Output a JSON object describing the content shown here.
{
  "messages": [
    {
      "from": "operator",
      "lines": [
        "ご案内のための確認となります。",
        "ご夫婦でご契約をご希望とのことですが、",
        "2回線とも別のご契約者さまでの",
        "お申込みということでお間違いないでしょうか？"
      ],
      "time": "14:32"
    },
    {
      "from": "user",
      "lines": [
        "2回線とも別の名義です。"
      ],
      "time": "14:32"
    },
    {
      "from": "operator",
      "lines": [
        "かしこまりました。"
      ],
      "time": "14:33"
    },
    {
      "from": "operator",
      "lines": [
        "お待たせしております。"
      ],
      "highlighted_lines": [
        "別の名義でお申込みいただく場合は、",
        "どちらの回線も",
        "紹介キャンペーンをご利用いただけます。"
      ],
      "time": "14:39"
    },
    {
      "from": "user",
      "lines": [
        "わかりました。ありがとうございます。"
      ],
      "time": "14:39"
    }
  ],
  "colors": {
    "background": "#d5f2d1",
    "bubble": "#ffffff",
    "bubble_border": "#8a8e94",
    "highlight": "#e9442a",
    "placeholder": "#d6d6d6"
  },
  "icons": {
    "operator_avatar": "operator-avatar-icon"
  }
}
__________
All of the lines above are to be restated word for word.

_FINISHED TASK:_
Output a JSON object describing the content shown here.
{
  "messages": [
    {
      "from": "operator",
      "lines": [
        "ご案内のための確認となります。",
        "ご夫婦でご契約をご希望とのことですが、",
        "2回線とも別のご契約者さまでの",
        "お申込みということでお間違いないでしょうか？"
      ],
      "time": "14:32"
    },
    {
      "from": "user",
      "lines": [
        "2回線とも別の名義です。"
      ],
      "time": "14:32"
    },
    {
      "from": "operator",
      "lines": [
        "かしこまりました。"
      ],
      "time": "14:33"
    },
    {
      "from": "operator",
      "lines": [
        "お待たせしております。"
      ],
      "highlighted_lines": [
        "別の名義でお申込みいただく場合は、",
        "どちらの回線も",
        "紹介キャンペーンをご利用いただけます。"
      ],
      "time": "14:39"
    },
    {
      "from": "user",
      "lines": [
        "わかりました。ありがとうございます。"
      ],
      "time": "14:39"
    }
  ],
  "colors": {
    "background": "#d5f2d1",
    "bubble": "#ffffff",
    "bubble_border": "#8a8e94",
    "highlight": "#e9442a",
    "placeholder": "#d6d6d6"
  },
  "icons": {
    "operator_avatar": "operator-avatar-icon"
  }
}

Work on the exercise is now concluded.